As well as increasing energy resilience in the sector, this would also help reduce greenhouse gas emissions and boost the resilience and sustainability of businesses. But renewable distribution and construction impacts must be addressed if farm businesses are to play their role in this, with both the provision of the necessary infrastructure to rural areas and the cost of access holding businesses back.

Preserving our natural resources

Water and soil are two of our most vital natural resources for both food production and for our wildlife, and farmers and growers work constantly to maintain and enhance the quality of both. Well managed soils deliver many benefits, including storage of carbon, water regulation and resilience to climate change. It is crucial farmers and growers are rewarded properly for the work they do to maintain and enhance soil health.

Collecting water on farm

Access to a clean, reliable source of water is crucial for all farming and growing businesses.

Policies that make it easier for farmers and growers to collect and store surplus water on farm, and ensure food production has a secure and fair share of water all year round, will help build business resilience and improve food security.

Managing flood risk

The work farmers do in helping manage flood risk must also be planned and fairly rewarded, as must the constant work to reduce agriculture’s impact on water quality.

Good water quality in our nation’s rivers is of paramount importance to everyone. Farming has already made significant progress, with a 75% reduction in serious pollution incidents year-on-year compared to 2000, and farmers will continue to adapt and make improvements on their farms.

It is vital that future farming schemes enable farmers to invest in new technology and infrastructure to tackle potential pollution issues.

Public good

There is also a growing body of research showing that people gain both physical and mental health, and a wider sense of wellbeing, from being close to nature through active pursuits, like walking, or from looking out across attractive green spaces from homes, workplaces and while travelling.

Providing access to the countryside also allows farmers to talk to people about where their food comes from and helps them make informed and healthy choices about the food they buy.

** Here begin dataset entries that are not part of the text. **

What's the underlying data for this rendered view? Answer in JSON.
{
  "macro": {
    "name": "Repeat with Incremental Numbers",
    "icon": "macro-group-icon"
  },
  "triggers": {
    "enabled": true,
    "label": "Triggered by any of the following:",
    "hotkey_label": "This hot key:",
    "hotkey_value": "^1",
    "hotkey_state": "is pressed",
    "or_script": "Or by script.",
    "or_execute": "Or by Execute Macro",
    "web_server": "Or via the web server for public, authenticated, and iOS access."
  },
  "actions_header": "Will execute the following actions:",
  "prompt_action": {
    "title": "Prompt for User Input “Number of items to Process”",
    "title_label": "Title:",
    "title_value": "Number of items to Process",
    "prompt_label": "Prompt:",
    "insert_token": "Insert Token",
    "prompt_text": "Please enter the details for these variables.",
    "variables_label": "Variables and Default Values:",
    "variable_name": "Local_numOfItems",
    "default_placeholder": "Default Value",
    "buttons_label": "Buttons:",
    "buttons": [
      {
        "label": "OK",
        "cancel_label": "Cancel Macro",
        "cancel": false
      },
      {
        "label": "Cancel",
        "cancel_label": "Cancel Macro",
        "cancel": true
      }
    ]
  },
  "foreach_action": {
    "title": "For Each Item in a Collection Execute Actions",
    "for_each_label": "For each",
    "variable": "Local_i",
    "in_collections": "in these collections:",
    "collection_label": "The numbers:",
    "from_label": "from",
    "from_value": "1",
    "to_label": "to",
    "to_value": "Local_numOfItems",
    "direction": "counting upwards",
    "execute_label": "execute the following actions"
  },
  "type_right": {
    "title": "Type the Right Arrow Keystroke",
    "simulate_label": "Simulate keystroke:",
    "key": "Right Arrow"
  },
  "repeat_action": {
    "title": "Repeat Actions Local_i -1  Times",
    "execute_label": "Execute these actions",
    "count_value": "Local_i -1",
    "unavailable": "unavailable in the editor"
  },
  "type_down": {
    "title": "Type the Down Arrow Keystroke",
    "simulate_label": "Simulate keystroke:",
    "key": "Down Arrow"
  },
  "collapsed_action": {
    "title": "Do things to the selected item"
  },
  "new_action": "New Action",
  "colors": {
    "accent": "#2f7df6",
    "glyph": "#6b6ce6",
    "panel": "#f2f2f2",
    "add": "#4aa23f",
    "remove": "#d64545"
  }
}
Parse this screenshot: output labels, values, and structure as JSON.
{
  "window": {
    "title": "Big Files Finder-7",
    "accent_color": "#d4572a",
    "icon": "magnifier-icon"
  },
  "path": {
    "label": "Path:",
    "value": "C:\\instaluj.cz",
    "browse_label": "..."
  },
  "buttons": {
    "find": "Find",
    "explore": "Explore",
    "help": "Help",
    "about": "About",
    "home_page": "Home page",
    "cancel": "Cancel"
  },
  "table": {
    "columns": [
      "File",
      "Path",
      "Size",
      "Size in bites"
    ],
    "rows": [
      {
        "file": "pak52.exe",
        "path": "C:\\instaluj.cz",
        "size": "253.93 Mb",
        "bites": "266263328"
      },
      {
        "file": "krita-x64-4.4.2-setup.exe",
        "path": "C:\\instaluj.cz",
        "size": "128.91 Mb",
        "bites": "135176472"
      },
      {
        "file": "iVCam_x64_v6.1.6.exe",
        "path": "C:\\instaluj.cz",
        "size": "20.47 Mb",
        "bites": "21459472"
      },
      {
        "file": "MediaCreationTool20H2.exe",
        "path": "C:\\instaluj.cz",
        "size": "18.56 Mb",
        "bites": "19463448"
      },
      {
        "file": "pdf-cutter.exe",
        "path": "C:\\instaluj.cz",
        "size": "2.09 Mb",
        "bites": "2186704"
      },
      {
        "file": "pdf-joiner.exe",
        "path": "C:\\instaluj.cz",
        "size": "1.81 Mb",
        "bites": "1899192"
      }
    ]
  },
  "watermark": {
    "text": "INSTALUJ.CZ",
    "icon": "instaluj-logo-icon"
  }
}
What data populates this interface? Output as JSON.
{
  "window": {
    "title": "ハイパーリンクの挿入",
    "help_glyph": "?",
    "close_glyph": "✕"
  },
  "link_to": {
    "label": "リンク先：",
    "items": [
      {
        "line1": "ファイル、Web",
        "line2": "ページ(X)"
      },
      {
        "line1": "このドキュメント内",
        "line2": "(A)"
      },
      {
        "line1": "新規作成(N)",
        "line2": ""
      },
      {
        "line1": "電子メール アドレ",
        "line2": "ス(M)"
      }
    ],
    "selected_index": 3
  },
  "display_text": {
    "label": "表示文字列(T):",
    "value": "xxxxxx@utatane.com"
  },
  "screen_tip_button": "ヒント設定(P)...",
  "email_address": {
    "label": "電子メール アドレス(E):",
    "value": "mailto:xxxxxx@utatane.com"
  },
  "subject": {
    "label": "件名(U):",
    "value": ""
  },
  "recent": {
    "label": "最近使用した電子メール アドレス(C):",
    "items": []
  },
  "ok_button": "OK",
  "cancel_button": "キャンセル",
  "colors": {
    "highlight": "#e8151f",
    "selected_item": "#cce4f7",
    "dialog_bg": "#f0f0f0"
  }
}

NFU asks

1. REDUCING GREENHOUSE GAS EMISSIONS: Boost a range of incentives to reduce agriculture’s greenhouse gas emissions, by driving productivity, improving energy efficiency, and reducing the impact of inputs like feed, fertiliser and fuel, while producing more climate-friendly food and increasing green energy use.

2. ACCESS TO WATER: Access to water for livestock and crop production in times of shortages to be guaranteed, reflecting water’s vital role in food production and food security.

3. FLOODING: Plan for, and reward farmers fairly for their role in, mitigating flood risk and protecting adjacent towns and cities, and commit to the proactive management of our watercourses.

4. RENEWABLE ENERGY: Support a growing agricultural contribution to renewable energy generation and faster, affordable access to rural electricity grid connections.

5. COUNTRYSIDE ACCESS: Reward for farmers for maintaining, protecting and enhancing our natural environment so everyone can experience the mental health benefits of access to our beautiful countryside.

6. ENVIRONMENTAL MARKETS: The development of environmental markets which work alongside domestic food, energy and fibre production, have clear rules and standards to allow farmers and buyers to take part with confidence, are accessible across a range of farm sizes and business structures, and fairly reward farmers for the delivery of environmental goods.

To see our asks in more detail, visit: Farming for Britain's Future: our election manifesto

This page was first published on 03 June 2024. It was updated on 14 June 2024.